So, that being out of the way, we can keep chickens as natural as possible. …. except for the roosters part. Who wants to feed them? Who wants to take care of them? Their noise can be a problem even where there is no limit in agricultural areas. They are not economical, they can fight – but that includes fighting predators. They are quite watchful.
Because of inbreeding and breeding for fighting, there appears to be a lot of rooster to rooster aggression – and they will fight and will kill each other…..though in my research on the original chickens …death seemed to hardly ever occur.

Of course, many breeds have had their broodiness bred out of them …so we can have eggs all year, in fact, how natural is THAT? And, how natural is it to take away the babies of those birds – so I guess the egg laying backyard flocks are by themselves a step removed from natural.

And what about those pet chickens in your flock? In a healthy natural flock – nature takes care of the small and weak and deformed and those who can’t keep up. A lot of the more sentimental chicken keepers tend to those especially. I see it in myself: there is this runt in my second straight run…half the size of anyone else …bottom of the pecking order and sometimes i think one day they are gonna kill her (they never bothered her till the end) – and I try to give her the best and most nutritious tit-bits – how healthy and natural is THAT for the flock as a whole? – Pet chicken keeping is not natural chicken keeping.

Culling in nature, whether by predators or from their own kind always leads to the best and healthiest flock as a whole. Culling is a necessity of truly natural chicken keeping.

In conclusion:

The backyard chickens we have are no longer natural.

Natural chicken keeping goes deeper than free range and abstinence from GMO and antibiotics.

Natural chicken keeping does NOT require to kill most of the roosters. Monitoring rooster numbers is only necessary if you keep too many birds for the space you have.

Culling of the weak and sick is part of good natural chicken keeping (unless you have predators doing it for you), given the same healthy living condition for all members of the flock.

No matter how I look at it though – don’t want to do the killing – not directly or indirectly, not for space, sex, meat or to pacify some neighbors – and not because some chick is a runt.

So I am unfit to be a chicken keeper – “natural” or otherwise. I might be able to grow into a chicken rescuer – but the vet requirements will probably prohibit that too.

In “natural chicken keeping”, and in contrast to the abominations happening in the commercial poultry industry, we strive to be as close as possible to allow the chickens we DO in fact keep around our house and yard their natural expressions and foods, ….but as a whole, natural – is is not. So I will keep the chickens I already have in such a way that allows for their “chickenness” their nature room to be. …together as a flock, foraging, scratching pecking …and coming for treats ….:)

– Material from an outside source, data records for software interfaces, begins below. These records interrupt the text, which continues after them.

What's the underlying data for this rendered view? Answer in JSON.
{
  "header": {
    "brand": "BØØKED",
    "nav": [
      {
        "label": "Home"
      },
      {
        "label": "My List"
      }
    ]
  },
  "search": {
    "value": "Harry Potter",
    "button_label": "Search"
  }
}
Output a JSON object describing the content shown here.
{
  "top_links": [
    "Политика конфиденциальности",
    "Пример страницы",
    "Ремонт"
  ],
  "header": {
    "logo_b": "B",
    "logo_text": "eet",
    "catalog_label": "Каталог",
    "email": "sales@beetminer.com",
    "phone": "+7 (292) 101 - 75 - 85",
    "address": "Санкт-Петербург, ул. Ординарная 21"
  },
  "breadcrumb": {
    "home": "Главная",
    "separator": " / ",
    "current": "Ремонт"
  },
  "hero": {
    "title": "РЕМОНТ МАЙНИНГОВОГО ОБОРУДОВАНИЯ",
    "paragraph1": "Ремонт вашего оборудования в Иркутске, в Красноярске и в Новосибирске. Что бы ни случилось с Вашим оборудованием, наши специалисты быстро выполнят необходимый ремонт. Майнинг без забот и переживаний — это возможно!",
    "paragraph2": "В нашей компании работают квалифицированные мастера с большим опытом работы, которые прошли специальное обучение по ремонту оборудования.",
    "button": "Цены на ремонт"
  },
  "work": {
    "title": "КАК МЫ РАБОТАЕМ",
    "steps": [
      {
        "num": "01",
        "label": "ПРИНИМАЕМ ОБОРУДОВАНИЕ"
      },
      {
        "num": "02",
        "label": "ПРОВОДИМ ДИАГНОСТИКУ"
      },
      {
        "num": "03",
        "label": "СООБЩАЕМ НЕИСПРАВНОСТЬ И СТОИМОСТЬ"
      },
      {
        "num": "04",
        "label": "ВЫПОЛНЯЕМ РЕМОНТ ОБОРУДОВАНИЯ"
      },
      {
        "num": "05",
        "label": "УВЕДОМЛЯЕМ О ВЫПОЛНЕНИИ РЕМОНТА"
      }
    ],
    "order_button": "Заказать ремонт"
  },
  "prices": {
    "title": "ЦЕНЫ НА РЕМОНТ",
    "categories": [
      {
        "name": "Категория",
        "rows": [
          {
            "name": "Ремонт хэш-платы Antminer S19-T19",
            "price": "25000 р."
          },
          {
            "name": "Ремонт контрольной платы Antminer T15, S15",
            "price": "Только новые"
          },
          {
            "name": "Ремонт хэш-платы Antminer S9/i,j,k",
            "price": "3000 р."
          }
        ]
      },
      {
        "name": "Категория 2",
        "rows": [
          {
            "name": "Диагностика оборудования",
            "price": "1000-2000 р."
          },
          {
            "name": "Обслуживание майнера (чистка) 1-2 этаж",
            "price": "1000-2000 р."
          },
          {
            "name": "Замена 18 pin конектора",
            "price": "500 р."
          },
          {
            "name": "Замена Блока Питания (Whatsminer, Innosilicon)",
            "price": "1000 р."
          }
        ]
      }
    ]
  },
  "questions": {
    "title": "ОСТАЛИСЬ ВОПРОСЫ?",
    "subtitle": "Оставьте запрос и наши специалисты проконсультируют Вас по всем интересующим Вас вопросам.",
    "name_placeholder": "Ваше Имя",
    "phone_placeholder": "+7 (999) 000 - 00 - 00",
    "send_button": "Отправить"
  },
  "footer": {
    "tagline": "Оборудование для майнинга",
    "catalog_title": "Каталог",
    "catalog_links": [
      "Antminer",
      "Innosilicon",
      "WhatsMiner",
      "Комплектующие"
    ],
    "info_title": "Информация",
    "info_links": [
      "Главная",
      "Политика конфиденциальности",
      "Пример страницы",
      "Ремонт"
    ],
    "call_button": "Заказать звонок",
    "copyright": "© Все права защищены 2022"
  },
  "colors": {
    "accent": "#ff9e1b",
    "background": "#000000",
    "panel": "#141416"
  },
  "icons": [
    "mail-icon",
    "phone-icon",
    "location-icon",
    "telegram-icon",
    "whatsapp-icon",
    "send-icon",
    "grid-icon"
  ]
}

So after all that, if you are interested in keeping the chickens you have as natural as you can – I have found this site here very good -> Natural Chicken Keeping  which appears to have been inspired by Beekissed on backyard, at least a lot of the info can also be found there on her thread. But this blog format makes it all very accessible and there are a number of new contributors.

We do the best we can. And if your hens and roos don’t live in pairs …then there is such a thing as too many roosters, who would have to be moved to live elsewhere, without females  – just to protect the backs of those girls. After all, Natural is NOT making eggs all year long which a roo seems to want to fertilize. Those bareback hens from treading – not natural – and – keep them all as natural as possible for their sake 🙂